It’s Not All About Lobster: Maine’s Flourishing Oyster Farms
To many, Maine is synonymous with lobster – and understandably so. But Maine’s oyster farmers deserve a little love too. The industry is growing fast and with good reason. Maine’s inner coastal waters provide excellent conditions for oyster farming. The result? Maine Oysters are a delicacy many travelers seek out.
Oyster farming is hard work, as the husband and wife team of Eric Horne and Valy Staverlynck, owners of Maine Oysters, Inc., will tell you. They harvest between 200 and 250 thousand oysters in a good year. Known by the name Flying Point Oysters, they feature their own distinctive taste and texture because of the specific waters in which the oysters are grown.
Flying Point Oysters, as Eric Horne described them, are known for their complex flavor with a hint of saltiness and a pronounced sweetness. “It’s analogous to wine coming from different parts of a state or country,” he explained. “When people are out enjoying oysters, it’s really fun to try oysters from different locations.”
Valy was quick to add, “Because the oysters in Maine grow more slowly (due to the coldness of the water), they are a lot thicker and have much more meat inside the shell. They have incredible amounts of protein and very little fat. So they’re a very healthy source of protein.”

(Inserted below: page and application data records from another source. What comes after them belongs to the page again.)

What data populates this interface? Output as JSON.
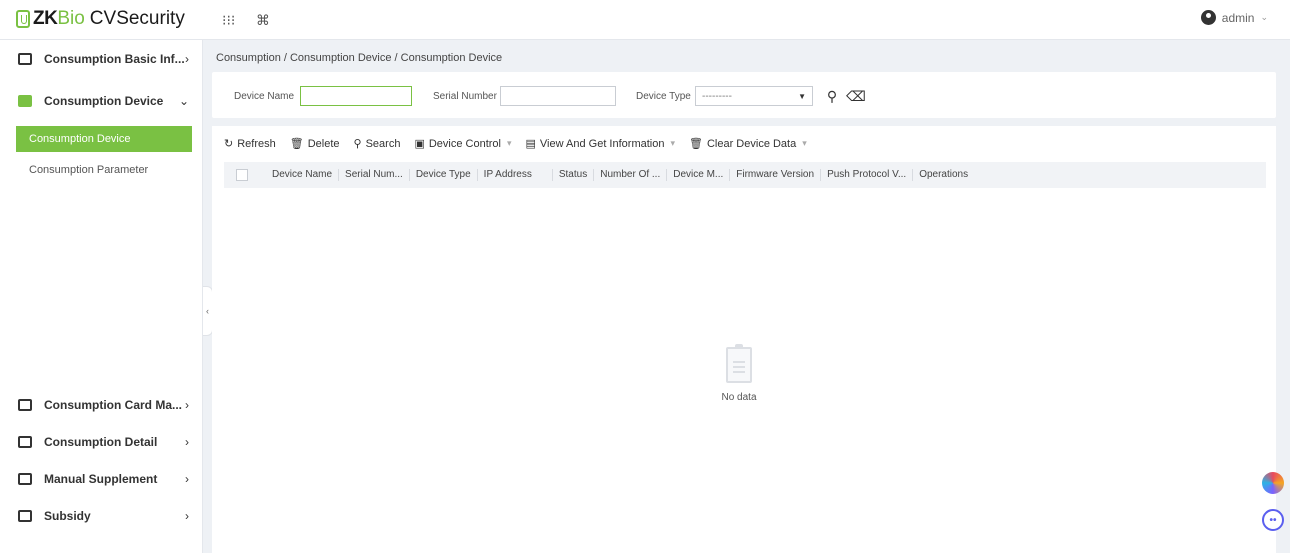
{
  "app": {
    "logo_zk": "ZK",
    "logo_bio": "Bio",
    "logo_cv": "CVSecurity",
    "apps_icon": "grid-icon",
    "shortcut_icon": "command-icon",
    "user": "admin"
  },
  "sidebar": {
    "items": [
      {
        "label": "Consumption Basic Inf...",
        "icon": "calendar-icon",
        "arrow": "›"
      },
      {
        "label": "Consumption Device",
        "icon": "device-icon",
        "arrow": "⌄"
      },
      {
        "label": "Consumption Card Ma...",
        "icon": "card-icon",
        "arrow": "›"
      },
      {
        "label": "Consumption Detail",
        "icon": "detail-icon",
        "arrow": "›"
      },
      {
        "label": "Manual Supplement",
        "icon": "supplement-icon",
        "arrow": "›"
      },
      {
        "label": "Subsidy",
        "icon": "subsidy-icon",
        "arrow": "›"
      }
    ],
    "sub_items": [
      {
        "label": "Consumption Device"
      },
      {
        "label": "Consumption Parameter"
      }
    ]
  },
  "breadcrumb": "Consumption / Consumption Device / Consumption Device",
  "filter": {
    "device_name_label": "Device Name",
    "device_name_value": "",
    "serial_number_label": "Serial Number",
    "serial_number_value": "",
    "device_type_label": "Device Type",
    "device_type_value": "---------",
    "search_icon": "search-icon",
    "clear_icon": "eraser-icon"
  },
  "toolbar": {
    "refresh": "Refresh",
    "delete": "Delete",
    "search": "Search",
    "device_control": "Device Control",
    "view_info": "View And Get Information",
    "clear_data": "Clear Device Data"
  },
  "table": {
    "columns": [
      "Device Name",
      "Serial Num...",
      "Device Type",
      "IP Address",
      "Status",
      "Number Of ...",
      "Device M...",
      "Firmware Version",
      "Push Protocol V...",
      "Operations"
    ],
    "rows": [],
    "empty_text": "No data"
  },
  "colors": {
    "accent": "#7ac143",
    "background": "#eef1f5"
  }
}
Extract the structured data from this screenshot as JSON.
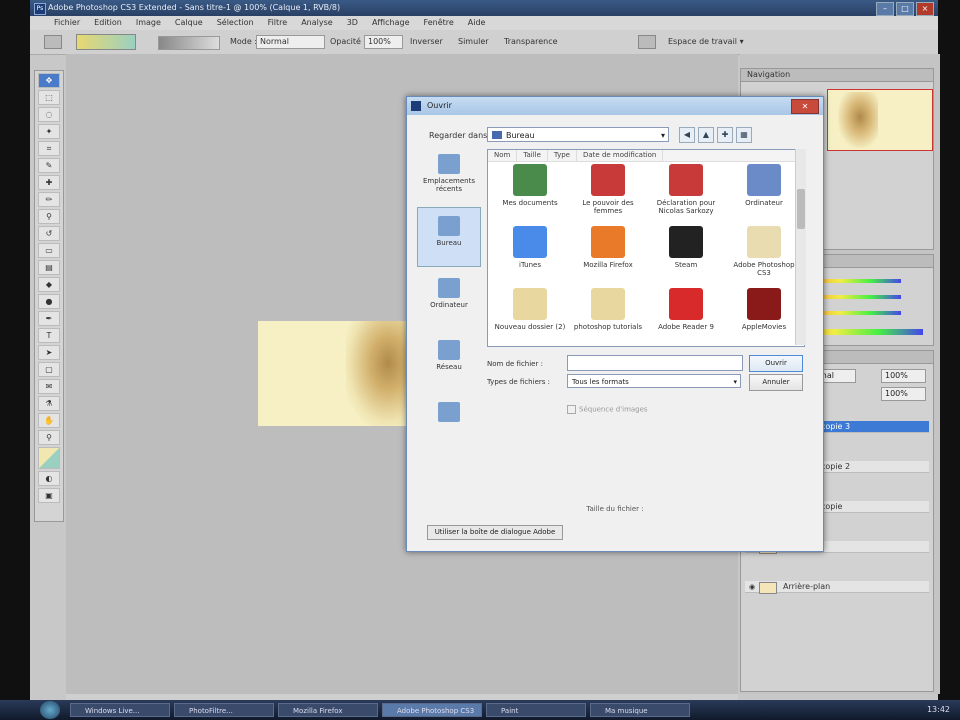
{
  "app": {
    "title": "Adobe Photoshop CS3 Extended - Sans titre-1 @ 100% (Calque 1, RVB/8)",
    "logo": "Ps"
  },
  "menubar": [
    "Fichier",
    "Edition",
    "Image",
    "Calque",
    "Sélection",
    "Filtre",
    "Analyse",
    "3D",
    "Affichage",
    "Fenêtre",
    "Aide"
  ],
  "optionsbar": {
    "mode_label": "Mode :",
    "mode_value": "Normal",
    "opacity_label": "Opacité :",
    "opacity_value": "100%",
    "inverse": "Inverser",
    "simulate": "Simuler",
    "transparency": "Transparence",
    "workspace": "Espace de travail ▾"
  },
  "dialog": {
    "title": "Ouvrir",
    "lookin_label": "Regarder dans :",
    "lookin_value": "Bureau",
    "columns": [
      "Nom",
      "Taille",
      "Type",
      "Date de modification"
    ],
    "places": [
      {
        "label": "Emplacements récents"
      },
      {
        "label": "Bureau"
      },
      {
        "label": "Ordinateur"
      },
      {
        "label": "Réseau"
      },
      {
        "label": ""
      }
    ],
    "files": [
      {
        "name": "Mes documents",
        "color": "#4a8a4a"
      },
      {
        "name": "Le pouvoir des femmes",
        "color": "#c83a3a"
      },
      {
        "name": "Déclaration pour Nicolas Sarkozy",
        "color": "#c83a3a"
      },
      {
        "name": "Ordinateur",
        "color": "#6a8ac8"
      },
      {
        "name": "iTunes",
        "color": "#4a8ae8"
      },
      {
        "name": "Mozilla Firefox",
        "color": "#e87a2a"
      },
      {
        "name": "Steam",
        "color": "#222222"
      },
      {
        "name": "Adobe Photoshop CS3",
        "color": "#e8dcb0"
      },
      {
        "name": "Nouveau dossier (2)",
        "color": "#e8d8a0"
      },
      {
        "name": "photoshop tutorials",
        "color": "#e8d8a0"
      },
      {
        "name": "Adobe Reader 9",
        "color": "#d82a2a"
      },
      {
        "name": "AppleMovies",
        "color": "#8a1a1a"
      }
    ],
    "filename_label": "Nom de fichier :",
    "filename_value": "",
    "filetype_label": "Types de fichiers :",
    "filetype_value": "Tous les formats",
    "open_button": "Ouvrir",
    "cancel_button": "Annuler",
    "sequence_label": "Séquence d'images",
    "file_size_label": "Taille du fichier :",
    "bottom_button": "Utiliser la boîte de dialogue Adobe"
  },
  "panels": {
    "navigator_tab": "Navigation",
    "info_tab": "Histogramme",
    "color_tab": "Couleur",
    "swatches_tab": "Nuancier",
    "layers_tab": "Calques",
    "blend_mode": "Normal",
    "opacity_value": "100%",
    "fill_value": "100%",
    "layers": [
      {
        "name": "Calque 1 copie 3",
        "active": true
      },
      {
        "name": "Calque 1 copie 2",
        "active": false
      },
      {
        "name": "Calque 1 copie",
        "active": false
      },
      {
        "name": "Calque 1",
        "active": false
      },
      {
        "name": "Arrière-plan",
        "active": false
      }
    ]
  },
  "taskbar": {
    "tasks": [
      "Windows Live...",
      "PhotoFiltre...",
      "Mozilla Firefox",
      "Adobe Photoshop CS3",
      "Paint",
      "Ma musique"
    ],
    "active_task": "Adobe Photoshop CS3",
    "clock": "13:42"
  },
  "colors": {
    "accent": "#3d7ad6",
    "canvas_bg": "#bdbdbd",
    "image_bg": "#f6f0c4"
  }
}
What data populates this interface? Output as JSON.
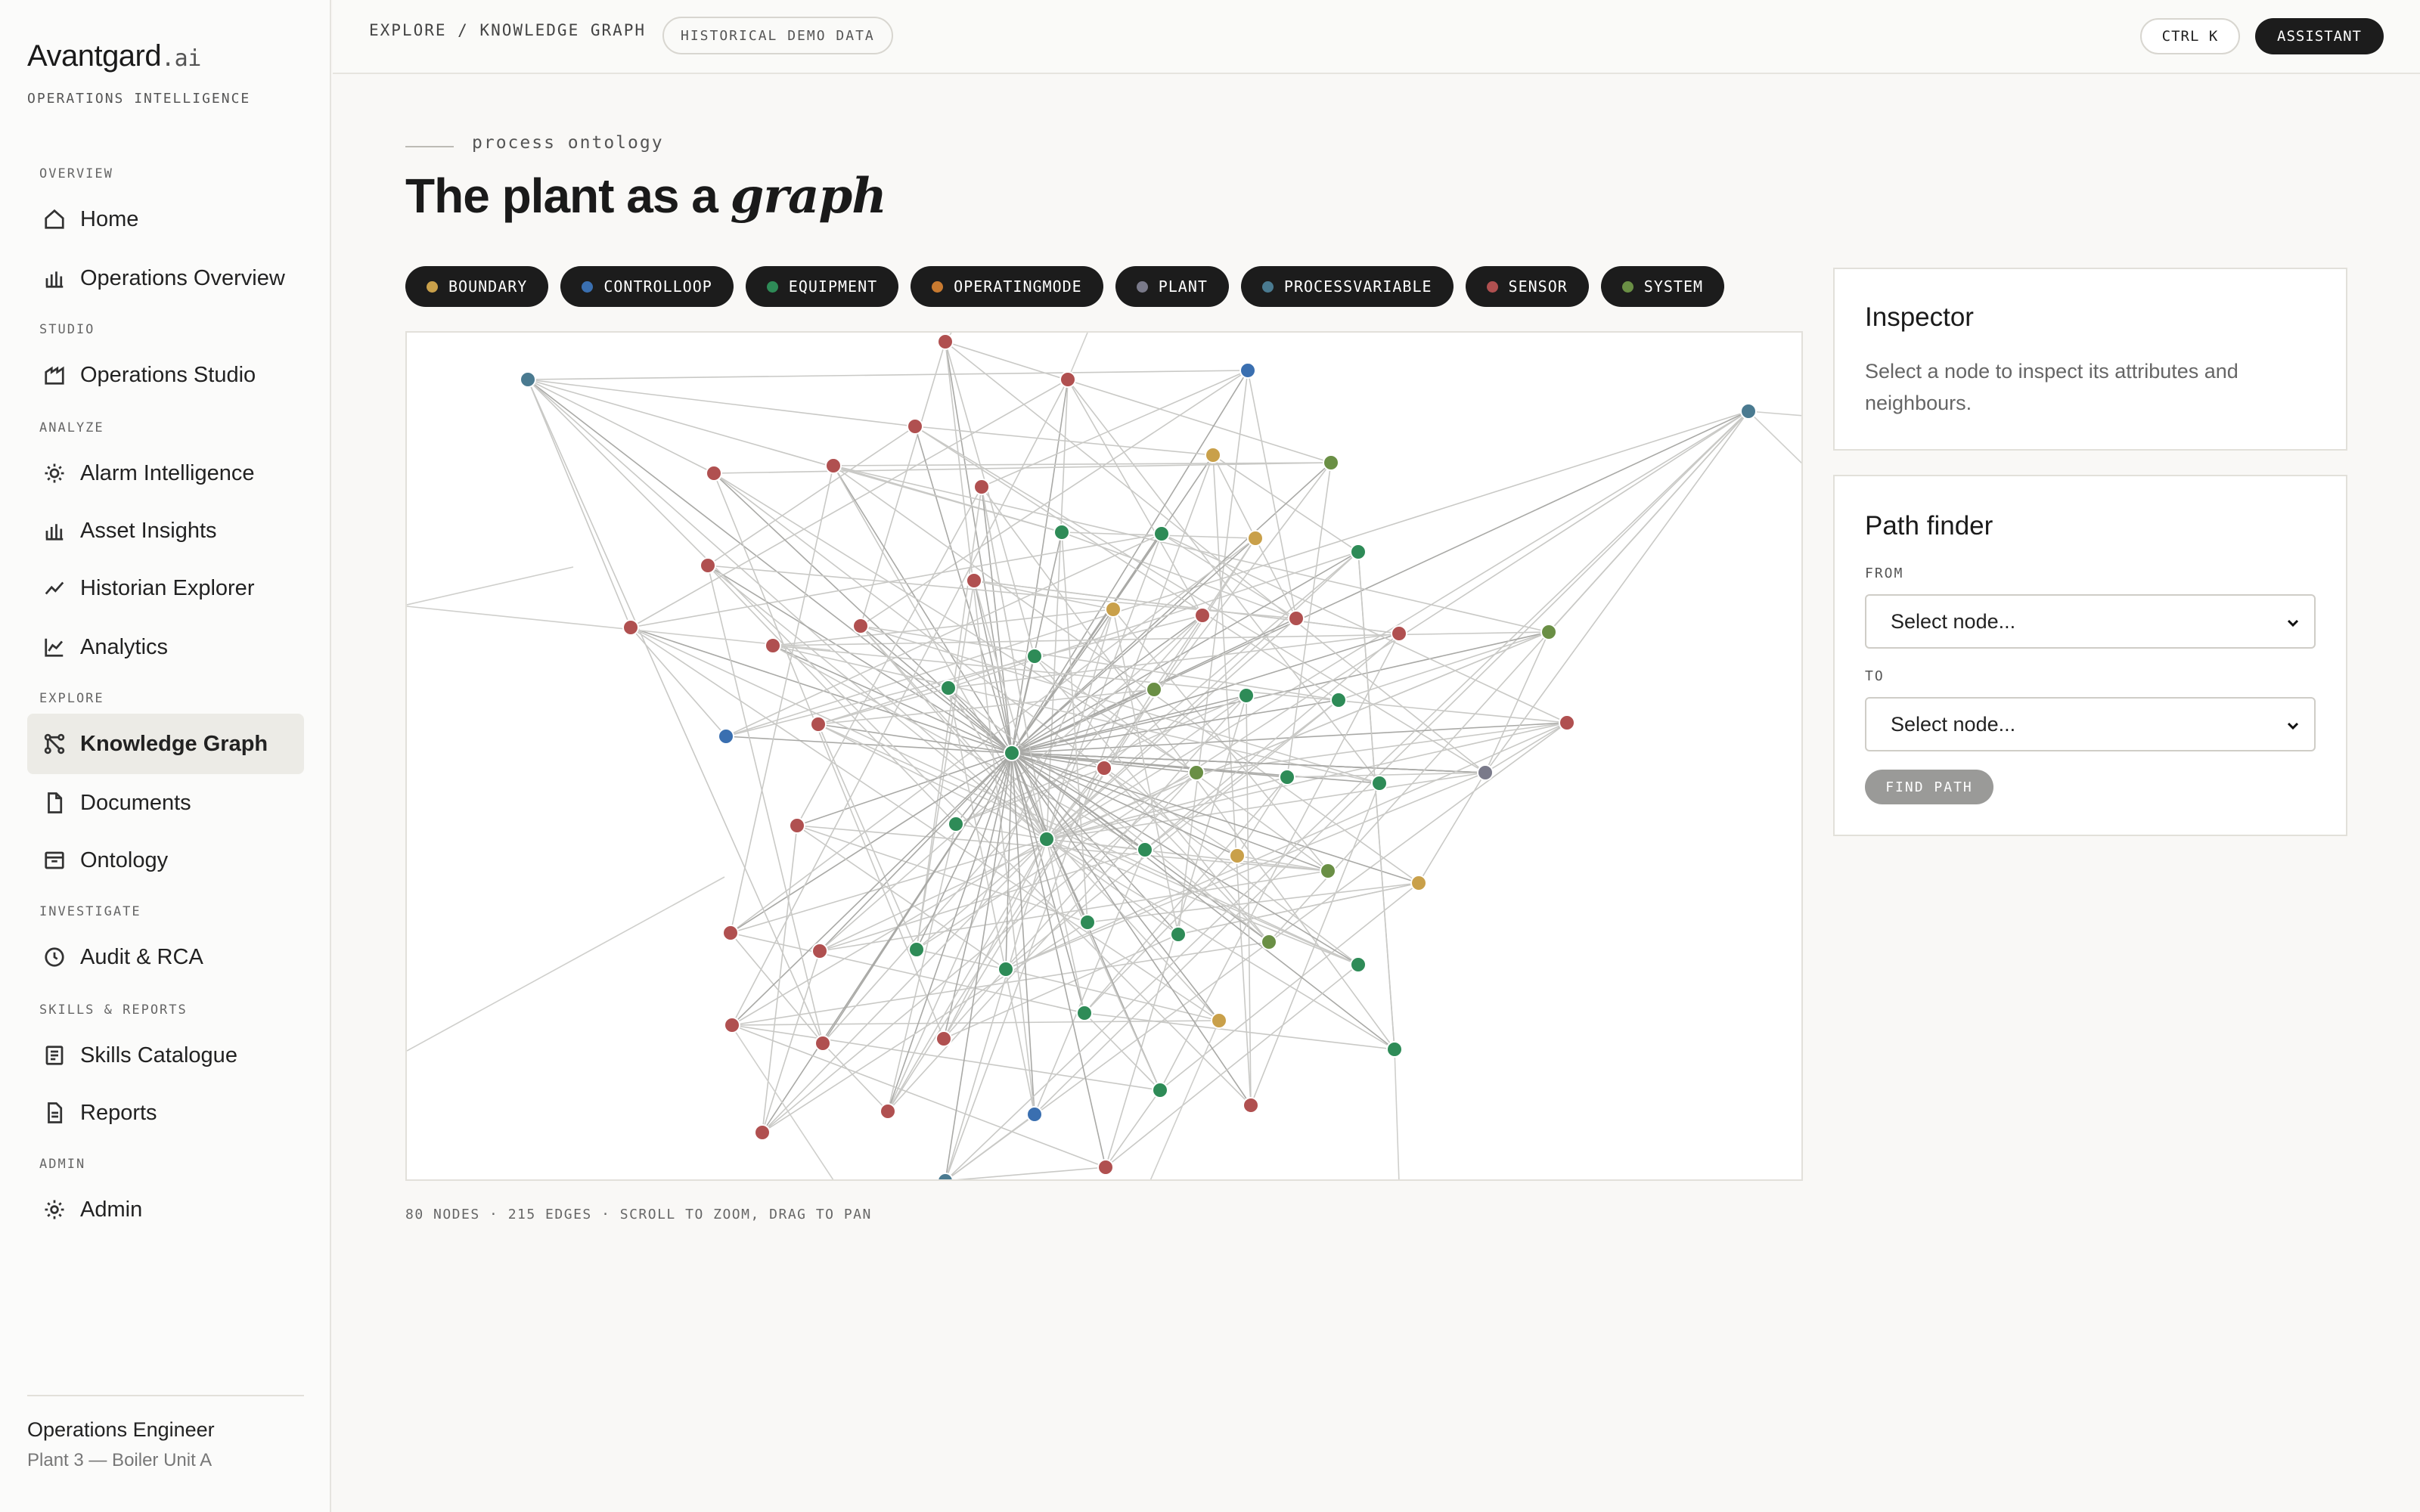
{
  "brand": {
    "name": "Avantgard",
    "suffix": ".ai",
    "subtitle": "OPERATIONS INTELLIGENCE"
  },
  "sidebar": {
    "sections": [
      {
        "label": "OVERVIEW",
        "items": [
          {
            "label": "Home",
            "icon": "home-icon"
          },
          {
            "label": "Operations Overview",
            "icon": "bar-chart-icon"
          }
        ]
      },
      {
        "label": "STUDIO",
        "items": [
          {
            "label": "Operations Studio",
            "icon": "factory-icon"
          }
        ]
      },
      {
        "label": "ANALYZE",
        "items": [
          {
            "label": "Alarm Intelligence",
            "icon": "sun-icon"
          },
          {
            "label": "Asset Insights",
            "icon": "bar-chart-icon"
          },
          {
            "label": "Historian Explorer",
            "icon": "trend-icon"
          },
          {
            "label": "Analytics",
            "icon": "line-chart-icon"
          }
        ]
      },
      {
        "label": "EXPLORE",
        "items": [
          {
            "label": "Knowledge Graph",
            "icon": "graph-icon",
            "active": true
          },
          {
            "label": "Documents",
            "icon": "document-icon"
          },
          {
            "label": "Ontology",
            "icon": "archive-icon"
          }
        ]
      },
      {
        "label": "INVESTIGATE",
        "items": [
          {
            "label": "Audit & RCA",
            "icon": "clock-icon"
          }
        ]
      },
      {
        "label": "SKILLS & REPORTS",
        "items": [
          {
            "label": "Skills Catalogue",
            "icon": "list-icon"
          },
          {
            "label": "Reports",
            "icon": "report-icon"
          }
        ]
      },
      {
        "label": "ADMIN",
        "items": [
          {
            "label": "Admin",
            "icon": "gear-icon"
          }
        ]
      }
    ],
    "user": {
      "role": "Operations Engineer",
      "plant": "Plant 3 — Boiler Unit A"
    }
  },
  "topbar": {
    "breadcrumb": "EXPLORE / KNOWLEDGE GRAPH",
    "badge": "HISTORICAL DEMO DATA",
    "shortcut_label": "CTRL K",
    "assistant_label": "ASSISTANT"
  },
  "page": {
    "eyebrow": "process ontology",
    "title_plain": "The plant as a ",
    "title_em": "graph"
  },
  "legend": [
    {
      "label": "BOUNDARY",
      "color": "#c9a04a"
    },
    {
      "label": "CONTROLLOOP",
      "color": "#3a6fb0"
    },
    {
      "label": "EQUIPMENT",
      "color": "#2e8b57"
    },
    {
      "label": "OPERATINGMODE",
      "color": "#c87a30"
    },
    {
      "label": "PLANT",
      "color": "#7a7a8a"
    },
    {
      "label": "PROCESSVARIABLE",
      "color": "#4a7a90"
    },
    {
      "label": "SENSOR",
      "color": "#b05050"
    },
    {
      "label": "SYSTEM",
      "color": "#6a8f45"
    }
  ],
  "graph": {
    "status": "80 NODES · 215 EDGES · SCROLL TO ZOOM, DRAG TO PAN"
  },
  "inspector": {
    "title": "Inspector",
    "hint": "Select a node to inspect its attributes and neighbours."
  },
  "pathfinder": {
    "title": "Path finder",
    "from_label": "FROM",
    "to_label": "TO",
    "from_value": "Select node...",
    "to_value": "Select node...",
    "button_label": "FIND PATH"
  }
}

There are a growing number of oyster farms in Maine, each harvesting their own unique variety. Maine oysters are known for their high quality and boutique nature. And the flourishing industry is steadily increasing the supply. Not surprisingly, the demand at area restaurants and oyster bars is increasing as well. Once you’ve tasted a Maine oyster, you’re pretty much hooked. Or, more apropos, comfortably netted.
To hear more about oyster farming from Eric and Valy, watch the video above. For more information about Maine's oyster industry, visit The Maine Oyster Trail.